> **Task goal**:
Every line with the string "title" should be copied from the data.

Data about app and page elements:
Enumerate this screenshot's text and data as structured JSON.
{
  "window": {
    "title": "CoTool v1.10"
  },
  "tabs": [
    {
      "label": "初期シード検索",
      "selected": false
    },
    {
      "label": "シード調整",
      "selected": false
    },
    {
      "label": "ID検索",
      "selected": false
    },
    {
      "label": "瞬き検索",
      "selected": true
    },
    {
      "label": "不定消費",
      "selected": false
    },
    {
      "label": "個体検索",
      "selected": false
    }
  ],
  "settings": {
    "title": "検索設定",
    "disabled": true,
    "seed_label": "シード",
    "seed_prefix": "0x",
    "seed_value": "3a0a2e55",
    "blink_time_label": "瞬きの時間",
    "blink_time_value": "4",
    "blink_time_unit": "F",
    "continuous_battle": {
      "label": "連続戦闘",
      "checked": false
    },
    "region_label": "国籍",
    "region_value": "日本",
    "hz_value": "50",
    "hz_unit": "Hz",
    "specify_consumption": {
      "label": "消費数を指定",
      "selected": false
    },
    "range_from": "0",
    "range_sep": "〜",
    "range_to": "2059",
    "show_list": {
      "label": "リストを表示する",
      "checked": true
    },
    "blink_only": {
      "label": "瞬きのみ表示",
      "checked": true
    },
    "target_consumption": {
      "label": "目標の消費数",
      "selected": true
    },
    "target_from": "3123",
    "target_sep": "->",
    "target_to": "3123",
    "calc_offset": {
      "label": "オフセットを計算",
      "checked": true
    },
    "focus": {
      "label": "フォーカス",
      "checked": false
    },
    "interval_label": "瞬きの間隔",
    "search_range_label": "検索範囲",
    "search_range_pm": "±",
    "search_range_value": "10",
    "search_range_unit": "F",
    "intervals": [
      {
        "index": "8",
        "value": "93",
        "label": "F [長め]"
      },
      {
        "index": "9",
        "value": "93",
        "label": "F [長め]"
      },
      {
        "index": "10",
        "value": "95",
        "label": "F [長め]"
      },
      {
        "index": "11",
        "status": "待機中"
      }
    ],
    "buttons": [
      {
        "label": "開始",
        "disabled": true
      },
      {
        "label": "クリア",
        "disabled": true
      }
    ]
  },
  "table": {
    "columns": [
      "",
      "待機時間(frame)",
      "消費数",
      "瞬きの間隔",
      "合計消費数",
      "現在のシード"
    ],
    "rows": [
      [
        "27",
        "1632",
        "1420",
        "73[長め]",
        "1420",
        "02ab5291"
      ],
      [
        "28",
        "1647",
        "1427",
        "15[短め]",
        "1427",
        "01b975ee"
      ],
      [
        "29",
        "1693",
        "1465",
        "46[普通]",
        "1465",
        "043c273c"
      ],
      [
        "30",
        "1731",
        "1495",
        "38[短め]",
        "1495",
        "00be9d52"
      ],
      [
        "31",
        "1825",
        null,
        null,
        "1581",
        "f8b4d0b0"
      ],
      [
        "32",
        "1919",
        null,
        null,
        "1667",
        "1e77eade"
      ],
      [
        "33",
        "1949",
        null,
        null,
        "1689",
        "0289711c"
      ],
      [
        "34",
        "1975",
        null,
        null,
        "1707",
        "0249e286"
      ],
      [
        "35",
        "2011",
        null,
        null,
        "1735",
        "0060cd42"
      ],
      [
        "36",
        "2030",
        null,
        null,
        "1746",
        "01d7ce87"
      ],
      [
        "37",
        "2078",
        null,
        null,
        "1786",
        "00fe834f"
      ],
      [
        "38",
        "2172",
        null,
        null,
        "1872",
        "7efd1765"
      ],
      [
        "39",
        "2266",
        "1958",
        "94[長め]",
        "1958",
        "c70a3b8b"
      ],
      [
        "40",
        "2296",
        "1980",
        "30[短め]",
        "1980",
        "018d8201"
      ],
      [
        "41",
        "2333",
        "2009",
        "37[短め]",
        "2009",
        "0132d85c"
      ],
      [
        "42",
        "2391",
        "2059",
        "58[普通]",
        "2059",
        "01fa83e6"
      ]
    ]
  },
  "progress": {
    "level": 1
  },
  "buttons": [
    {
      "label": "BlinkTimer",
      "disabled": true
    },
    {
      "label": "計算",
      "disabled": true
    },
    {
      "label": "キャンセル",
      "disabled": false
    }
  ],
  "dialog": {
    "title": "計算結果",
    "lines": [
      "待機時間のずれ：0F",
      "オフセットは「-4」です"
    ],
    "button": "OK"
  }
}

> **Result for this task**:
    "title": "CoTool v1.10"
    "title": "検索設定",
    "title": "計算結果",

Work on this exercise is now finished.